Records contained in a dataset
BEGIN

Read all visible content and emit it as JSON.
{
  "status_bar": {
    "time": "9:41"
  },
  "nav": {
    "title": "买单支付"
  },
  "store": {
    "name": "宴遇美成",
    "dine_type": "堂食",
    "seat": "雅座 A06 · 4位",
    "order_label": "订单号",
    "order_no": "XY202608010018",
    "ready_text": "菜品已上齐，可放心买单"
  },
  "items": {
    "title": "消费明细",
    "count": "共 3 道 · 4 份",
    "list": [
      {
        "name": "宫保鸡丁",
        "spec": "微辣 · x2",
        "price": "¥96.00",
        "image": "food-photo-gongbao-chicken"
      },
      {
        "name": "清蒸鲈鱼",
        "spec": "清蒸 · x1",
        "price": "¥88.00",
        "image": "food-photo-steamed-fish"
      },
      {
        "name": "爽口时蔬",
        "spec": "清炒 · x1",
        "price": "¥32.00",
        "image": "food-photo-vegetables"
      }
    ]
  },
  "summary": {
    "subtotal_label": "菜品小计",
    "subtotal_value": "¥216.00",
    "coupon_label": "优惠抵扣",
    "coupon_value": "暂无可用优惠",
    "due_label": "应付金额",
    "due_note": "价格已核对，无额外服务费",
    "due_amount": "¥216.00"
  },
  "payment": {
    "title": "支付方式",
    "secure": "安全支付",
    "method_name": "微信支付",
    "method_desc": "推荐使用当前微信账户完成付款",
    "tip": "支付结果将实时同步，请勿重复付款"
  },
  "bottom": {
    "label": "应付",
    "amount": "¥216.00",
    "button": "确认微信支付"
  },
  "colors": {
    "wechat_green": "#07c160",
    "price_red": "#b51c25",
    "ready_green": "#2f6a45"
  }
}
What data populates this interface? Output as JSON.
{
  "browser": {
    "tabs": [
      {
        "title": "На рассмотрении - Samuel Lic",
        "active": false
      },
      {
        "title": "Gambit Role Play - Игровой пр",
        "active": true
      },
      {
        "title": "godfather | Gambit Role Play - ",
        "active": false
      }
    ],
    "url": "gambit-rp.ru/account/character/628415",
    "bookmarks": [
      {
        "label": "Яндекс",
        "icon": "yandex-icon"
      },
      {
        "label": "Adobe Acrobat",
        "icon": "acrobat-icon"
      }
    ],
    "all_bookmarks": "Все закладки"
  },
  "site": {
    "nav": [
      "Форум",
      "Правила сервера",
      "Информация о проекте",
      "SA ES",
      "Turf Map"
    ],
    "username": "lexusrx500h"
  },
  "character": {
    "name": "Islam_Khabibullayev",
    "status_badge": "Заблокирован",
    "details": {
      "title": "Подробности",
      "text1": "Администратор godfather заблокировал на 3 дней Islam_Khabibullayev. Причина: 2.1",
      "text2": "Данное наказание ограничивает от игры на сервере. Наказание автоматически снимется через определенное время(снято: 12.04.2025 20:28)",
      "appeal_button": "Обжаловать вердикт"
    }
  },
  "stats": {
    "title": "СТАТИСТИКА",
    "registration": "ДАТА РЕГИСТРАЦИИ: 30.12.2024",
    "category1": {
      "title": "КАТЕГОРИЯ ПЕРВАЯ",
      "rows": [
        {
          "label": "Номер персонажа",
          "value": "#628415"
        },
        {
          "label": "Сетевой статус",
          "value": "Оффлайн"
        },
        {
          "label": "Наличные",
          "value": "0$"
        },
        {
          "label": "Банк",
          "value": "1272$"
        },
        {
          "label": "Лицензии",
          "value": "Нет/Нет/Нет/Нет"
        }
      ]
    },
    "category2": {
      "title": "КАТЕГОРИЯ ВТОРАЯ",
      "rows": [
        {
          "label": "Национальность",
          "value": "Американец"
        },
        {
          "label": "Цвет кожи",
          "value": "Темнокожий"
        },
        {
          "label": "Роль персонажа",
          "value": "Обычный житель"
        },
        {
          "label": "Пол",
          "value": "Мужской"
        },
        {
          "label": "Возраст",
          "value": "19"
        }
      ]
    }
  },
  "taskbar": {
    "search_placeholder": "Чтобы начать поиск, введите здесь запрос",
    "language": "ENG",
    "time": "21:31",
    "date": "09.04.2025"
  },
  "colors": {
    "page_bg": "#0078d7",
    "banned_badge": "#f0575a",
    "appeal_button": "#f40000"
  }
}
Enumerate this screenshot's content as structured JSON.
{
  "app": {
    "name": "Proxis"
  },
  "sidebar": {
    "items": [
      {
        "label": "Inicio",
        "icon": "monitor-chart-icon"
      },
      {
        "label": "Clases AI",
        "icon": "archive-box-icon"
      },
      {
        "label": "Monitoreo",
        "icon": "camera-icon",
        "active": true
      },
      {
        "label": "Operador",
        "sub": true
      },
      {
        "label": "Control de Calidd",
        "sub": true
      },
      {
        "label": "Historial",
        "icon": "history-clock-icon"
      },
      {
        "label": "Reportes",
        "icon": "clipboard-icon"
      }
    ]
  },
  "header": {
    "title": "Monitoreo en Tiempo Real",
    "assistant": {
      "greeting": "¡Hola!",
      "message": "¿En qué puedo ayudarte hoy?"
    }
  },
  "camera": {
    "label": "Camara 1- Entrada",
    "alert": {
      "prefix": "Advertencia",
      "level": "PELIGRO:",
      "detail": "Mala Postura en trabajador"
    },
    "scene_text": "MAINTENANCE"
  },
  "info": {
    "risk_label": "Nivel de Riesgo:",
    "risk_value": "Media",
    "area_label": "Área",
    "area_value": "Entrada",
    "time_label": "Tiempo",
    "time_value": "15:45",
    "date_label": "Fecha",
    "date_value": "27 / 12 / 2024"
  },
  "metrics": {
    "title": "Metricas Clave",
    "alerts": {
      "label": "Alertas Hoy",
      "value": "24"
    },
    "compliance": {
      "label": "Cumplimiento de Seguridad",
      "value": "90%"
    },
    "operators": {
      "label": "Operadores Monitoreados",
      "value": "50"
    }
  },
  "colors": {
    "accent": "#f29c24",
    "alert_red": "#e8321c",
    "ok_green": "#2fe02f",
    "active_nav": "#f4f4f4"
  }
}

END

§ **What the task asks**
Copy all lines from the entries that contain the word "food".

§ **Task response**
        "image": "food-photo-gongbao-chicken"
        "image": "food-photo-steamed-fish"
        "image": "food-photo-vegetables"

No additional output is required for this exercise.